[Material provided]
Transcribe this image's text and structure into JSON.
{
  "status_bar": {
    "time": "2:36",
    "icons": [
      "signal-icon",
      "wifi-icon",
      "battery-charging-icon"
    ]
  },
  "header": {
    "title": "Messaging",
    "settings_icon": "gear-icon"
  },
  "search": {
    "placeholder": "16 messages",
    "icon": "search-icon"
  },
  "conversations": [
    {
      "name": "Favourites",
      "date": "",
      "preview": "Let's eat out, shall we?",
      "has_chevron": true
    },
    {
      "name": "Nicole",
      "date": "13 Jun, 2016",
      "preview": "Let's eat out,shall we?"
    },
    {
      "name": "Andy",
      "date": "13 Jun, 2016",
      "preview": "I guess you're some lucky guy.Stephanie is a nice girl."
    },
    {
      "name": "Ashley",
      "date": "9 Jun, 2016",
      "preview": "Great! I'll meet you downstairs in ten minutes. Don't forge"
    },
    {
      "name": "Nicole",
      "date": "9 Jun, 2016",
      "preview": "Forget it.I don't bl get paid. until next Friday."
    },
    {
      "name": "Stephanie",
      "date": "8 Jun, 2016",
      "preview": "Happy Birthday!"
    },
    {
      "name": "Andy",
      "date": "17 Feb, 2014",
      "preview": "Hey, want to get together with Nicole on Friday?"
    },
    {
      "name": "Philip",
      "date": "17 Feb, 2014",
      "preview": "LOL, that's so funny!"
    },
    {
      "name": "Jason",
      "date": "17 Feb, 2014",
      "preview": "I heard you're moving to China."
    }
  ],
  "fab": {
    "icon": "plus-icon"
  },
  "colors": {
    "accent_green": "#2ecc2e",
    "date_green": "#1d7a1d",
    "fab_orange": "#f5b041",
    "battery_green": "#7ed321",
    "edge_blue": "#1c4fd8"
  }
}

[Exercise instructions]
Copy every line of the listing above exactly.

[Result of the exercise]
Transcribe this image's text and structure into JSON.
{
  "status_bar": {
    "time": "2:36",
    "icons": [
      "signal-icon",
      "wifi-icon",
      "battery-charging-icon"
    ]
  },
  "header": {
    "title": "Messaging",
    "settings_icon": "gear-icon"
  },
  "search": {
    "placeholder": "16 messages",
    "icon": "search-icon"
  },
  "conversations": [
    {
      "name": "Favourites",
      "date": "",
      "preview": "Let's eat out, shall we?",
      "has_chevron": true
    },
    {
      "name": "Nicole",
      "date": "13 Jun, 2016",
      "preview": "Let's eat out,shall we?"
    },
    {
      "name": "Andy",
      "date": "13 Jun, 2016",
      "preview": "I guess you're some lucky guy.Stephanie is a nice girl."
    },
    {
      "name": "Ashley",
      "date": "9 Jun, 2016",
      "preview": "Great! I'll meet you downstairs in ten minutes. Don't forge"
    },
    {
      "name": "Nicole",
      "date": "9 Jun, 2016",
      "preview": "Forget it.I don't bl get paid. until next Friday."
    },
    {
      "name": "Stephanie",
      "date": "8 Jun, 2016",
      "preview": "Happy Birthday!"
    },
    {
      "name": "Andy",
      "date": "17 Feb, 2014",
      "preview": "Hey, want to get together with Nicole on Friday?"
    },
    {
      "name": "Philip",
      "date": "17 Feb, 2014",
      "preview": "LOL, that's so funny!"
    },
    {
      "name": "Jason",
      "date": "17 Feb, 2014",
      "preview": "I heard you're moving to China."
    }
  ],
  "fab": {
    "icon": "plus-icon"
  },
  "colors": {
    "accent_green": "#2ecc2e",
    "date_green": "#1d7a1d",
    "fab_orange": "#f5b041",
    "battery_green": "#7ed321",
    "edge_blue": "#1c4fd8"
  }
}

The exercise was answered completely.